(Exercise data begins)
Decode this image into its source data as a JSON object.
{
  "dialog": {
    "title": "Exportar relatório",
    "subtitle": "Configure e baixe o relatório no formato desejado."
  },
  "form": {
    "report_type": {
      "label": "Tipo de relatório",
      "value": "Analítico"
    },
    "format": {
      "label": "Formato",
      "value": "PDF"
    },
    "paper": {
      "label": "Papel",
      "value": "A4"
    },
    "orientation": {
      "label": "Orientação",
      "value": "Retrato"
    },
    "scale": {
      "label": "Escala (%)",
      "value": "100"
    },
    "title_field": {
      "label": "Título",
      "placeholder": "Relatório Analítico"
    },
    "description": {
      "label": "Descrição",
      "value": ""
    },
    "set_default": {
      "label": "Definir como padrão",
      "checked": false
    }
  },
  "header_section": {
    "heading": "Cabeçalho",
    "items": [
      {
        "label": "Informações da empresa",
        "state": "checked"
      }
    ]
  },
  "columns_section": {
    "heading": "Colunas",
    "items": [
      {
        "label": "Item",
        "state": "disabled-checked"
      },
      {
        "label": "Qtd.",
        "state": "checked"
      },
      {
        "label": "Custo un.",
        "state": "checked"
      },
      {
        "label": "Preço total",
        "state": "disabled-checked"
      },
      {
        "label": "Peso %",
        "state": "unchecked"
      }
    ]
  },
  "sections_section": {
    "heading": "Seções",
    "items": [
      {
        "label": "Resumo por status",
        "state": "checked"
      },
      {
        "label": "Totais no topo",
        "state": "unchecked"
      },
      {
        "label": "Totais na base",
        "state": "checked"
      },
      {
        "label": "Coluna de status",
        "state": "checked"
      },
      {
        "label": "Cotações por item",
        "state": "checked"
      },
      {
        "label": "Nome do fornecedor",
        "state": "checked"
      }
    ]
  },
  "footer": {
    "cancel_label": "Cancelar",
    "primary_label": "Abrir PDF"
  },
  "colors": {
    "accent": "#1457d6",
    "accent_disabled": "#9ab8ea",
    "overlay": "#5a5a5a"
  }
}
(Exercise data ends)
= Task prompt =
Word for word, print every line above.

= Completed task =
Decode this image into its source data as a JSON object.
{
  "dialog": {
    "title": "Exportar relatório",
    "subtitle": "Configure e baixe o relatório no formato desejado."
  },
  "form": {
    "report_type": {
      "label": "Tipo de relatório",
      "value": "Analítico"
    },
    "format": {
      "label": "Formato",
      "value": "PDF"
    },
    "paper": {
      "label": "Papel",
      "value": "A4"
    },
    "orientation": {
      "label": "Orientação",
      "value": "Retrato"
    },
    "scale": {
      "label": "Escala (%)",
      "value": "100"
    },
    "title_field": {
      "label": "Título",
      "placeholder": "Relatório Analítico"
    },
    "description": {
      "label": "Descrição",
      "value": ""
    },
    "set_default": {
      "label": "Definir como padrão",
      "checked": false
    }
  },
  "header_section": {
    "heading": "Cabeçalho",
    "items": [
      {
        "label": "Informações da empresa",
        "state": "checked"
      }
    ]
  },
  "columns_section": {
    "heading": "Colunas",
    "items": [
      {
        "label": "Item",
        "state": "disabled-checked"
      },
      {
        "label": "Qtd.",
        "state": "checked"
      },
      {
        "label": "Custo un.",
        "state": "checked"
      },
      {
        "label": "Preço total",
        "state": "disabled-checked"
      },
      {
        "label": "Peso %",
        "state": "unchecked"
      }
    ]
  },
  "sections_section": {
    "heading": "Seções",
    "items": [
      {
        "label": "Resumo por status",
        "state": "checked"
      },
      {
        "label": "Totais no topo",
        "state": "unchecked"
      },
      {
        "label": "Totais na base",
        "state": "checked"
      },
      {
        "label": "Coluna de status",
        "state": "checked"
      },
      {
        "label": "Cotações por item",
        "state": "checked"
      },
      {
        "label": "Nome do fornecedor",
        "state": "checked"
      }
    ]
  },
  "footer": {
    "cancel_label": "Cancelar",
    "primary_label": "Abrir PDF"
  },
  "colors": {
    "accent": "#1457d6",
    "accent_disabled": "#9ab8ea",
    "overlay": "#5a5a5a"
  }
}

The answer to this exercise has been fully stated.